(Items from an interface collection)
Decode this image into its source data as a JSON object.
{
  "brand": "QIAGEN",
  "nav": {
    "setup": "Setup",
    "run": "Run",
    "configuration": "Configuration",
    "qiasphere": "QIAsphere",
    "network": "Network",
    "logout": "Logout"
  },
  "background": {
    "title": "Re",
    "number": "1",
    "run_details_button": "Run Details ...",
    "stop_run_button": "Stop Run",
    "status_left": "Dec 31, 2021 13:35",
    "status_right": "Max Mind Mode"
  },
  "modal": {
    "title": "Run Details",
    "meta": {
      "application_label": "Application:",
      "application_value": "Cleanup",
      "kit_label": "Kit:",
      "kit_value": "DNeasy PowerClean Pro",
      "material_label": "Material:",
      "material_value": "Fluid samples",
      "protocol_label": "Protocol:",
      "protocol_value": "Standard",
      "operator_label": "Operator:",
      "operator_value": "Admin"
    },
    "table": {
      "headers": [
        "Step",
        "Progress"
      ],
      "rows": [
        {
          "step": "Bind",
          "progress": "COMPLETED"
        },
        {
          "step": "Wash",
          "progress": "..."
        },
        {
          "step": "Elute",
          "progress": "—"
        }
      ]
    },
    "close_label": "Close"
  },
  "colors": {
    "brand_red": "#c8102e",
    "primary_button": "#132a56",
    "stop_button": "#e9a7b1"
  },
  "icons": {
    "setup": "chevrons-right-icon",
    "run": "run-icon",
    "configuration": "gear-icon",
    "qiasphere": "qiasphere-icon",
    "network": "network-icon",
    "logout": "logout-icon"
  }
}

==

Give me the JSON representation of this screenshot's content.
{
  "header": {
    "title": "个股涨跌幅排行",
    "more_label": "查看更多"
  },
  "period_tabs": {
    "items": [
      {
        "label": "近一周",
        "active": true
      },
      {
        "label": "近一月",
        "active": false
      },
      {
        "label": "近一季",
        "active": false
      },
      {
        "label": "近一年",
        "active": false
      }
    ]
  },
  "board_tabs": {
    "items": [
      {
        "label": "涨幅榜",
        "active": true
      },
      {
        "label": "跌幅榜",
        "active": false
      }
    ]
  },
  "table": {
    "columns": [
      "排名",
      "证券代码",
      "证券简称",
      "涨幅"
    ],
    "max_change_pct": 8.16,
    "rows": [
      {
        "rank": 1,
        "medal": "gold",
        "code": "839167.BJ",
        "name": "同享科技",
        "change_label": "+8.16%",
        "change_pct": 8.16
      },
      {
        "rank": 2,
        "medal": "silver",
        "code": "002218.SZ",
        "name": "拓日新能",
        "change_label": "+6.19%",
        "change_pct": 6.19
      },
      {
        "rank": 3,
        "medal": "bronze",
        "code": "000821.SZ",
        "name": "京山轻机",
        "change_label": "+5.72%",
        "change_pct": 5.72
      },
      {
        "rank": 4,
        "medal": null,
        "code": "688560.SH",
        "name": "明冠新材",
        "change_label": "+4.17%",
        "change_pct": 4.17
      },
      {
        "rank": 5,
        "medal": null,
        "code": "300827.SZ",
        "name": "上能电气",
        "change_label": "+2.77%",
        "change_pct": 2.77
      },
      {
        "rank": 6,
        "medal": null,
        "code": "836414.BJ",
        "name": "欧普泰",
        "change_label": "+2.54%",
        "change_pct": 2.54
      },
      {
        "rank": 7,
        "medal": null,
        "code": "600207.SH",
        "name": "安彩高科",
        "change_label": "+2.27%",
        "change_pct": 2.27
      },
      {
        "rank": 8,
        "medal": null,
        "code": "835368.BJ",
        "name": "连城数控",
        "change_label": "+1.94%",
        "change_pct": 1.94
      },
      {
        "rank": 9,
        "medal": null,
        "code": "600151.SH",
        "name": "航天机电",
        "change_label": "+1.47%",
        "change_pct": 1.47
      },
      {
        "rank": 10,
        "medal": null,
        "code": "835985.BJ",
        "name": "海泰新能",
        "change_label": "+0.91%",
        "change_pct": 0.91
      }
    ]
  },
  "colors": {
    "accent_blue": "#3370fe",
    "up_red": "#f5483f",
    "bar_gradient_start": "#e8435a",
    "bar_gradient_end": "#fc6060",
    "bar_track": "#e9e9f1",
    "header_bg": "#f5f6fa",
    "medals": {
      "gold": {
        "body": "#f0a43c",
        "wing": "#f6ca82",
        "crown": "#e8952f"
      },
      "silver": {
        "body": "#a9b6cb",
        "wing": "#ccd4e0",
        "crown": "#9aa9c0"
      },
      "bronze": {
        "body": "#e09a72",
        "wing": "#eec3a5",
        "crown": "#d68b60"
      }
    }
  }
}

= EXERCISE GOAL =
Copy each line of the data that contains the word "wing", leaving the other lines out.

= EXPECTED ANSWER =
        "wing": "#f6ca82",
        "wing": "#ccd4e0",
        "wing": "#eec3a5",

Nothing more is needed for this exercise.